*** Opening Raw data ***

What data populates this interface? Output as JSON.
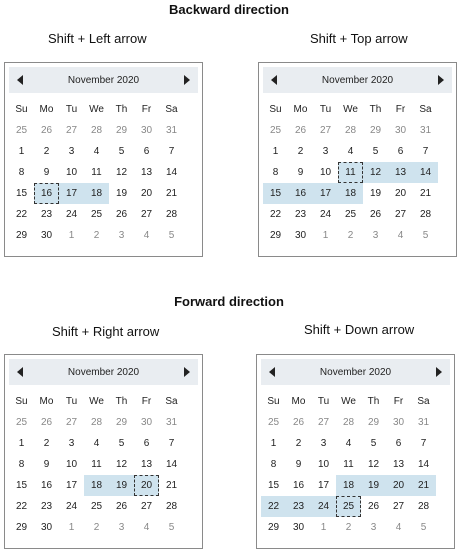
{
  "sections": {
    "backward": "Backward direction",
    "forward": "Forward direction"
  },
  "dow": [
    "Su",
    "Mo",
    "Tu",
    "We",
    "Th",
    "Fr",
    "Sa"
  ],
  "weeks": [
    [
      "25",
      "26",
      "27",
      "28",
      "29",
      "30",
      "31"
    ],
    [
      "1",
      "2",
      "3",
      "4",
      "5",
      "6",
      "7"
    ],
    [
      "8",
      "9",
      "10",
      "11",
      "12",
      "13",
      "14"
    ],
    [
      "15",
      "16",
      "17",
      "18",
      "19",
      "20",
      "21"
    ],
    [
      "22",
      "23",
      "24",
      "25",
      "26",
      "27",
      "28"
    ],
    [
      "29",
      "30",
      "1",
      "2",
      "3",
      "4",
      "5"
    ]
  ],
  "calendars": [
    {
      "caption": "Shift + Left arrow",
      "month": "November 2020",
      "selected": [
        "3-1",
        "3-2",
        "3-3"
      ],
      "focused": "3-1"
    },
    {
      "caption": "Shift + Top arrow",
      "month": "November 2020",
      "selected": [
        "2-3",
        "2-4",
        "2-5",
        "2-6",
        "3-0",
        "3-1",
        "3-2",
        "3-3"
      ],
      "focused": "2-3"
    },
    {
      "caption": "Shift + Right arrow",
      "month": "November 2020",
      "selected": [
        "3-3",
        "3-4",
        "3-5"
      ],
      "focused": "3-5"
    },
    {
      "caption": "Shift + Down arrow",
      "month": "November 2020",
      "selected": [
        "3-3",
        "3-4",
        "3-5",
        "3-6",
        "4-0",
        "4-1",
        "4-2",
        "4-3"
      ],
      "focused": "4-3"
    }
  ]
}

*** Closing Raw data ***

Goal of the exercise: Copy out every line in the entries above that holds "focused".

Answer to the problem:
      "focused": "3-1"
      "focused": "2-3"
      "focused": "3-5"
      "focused": "4-3"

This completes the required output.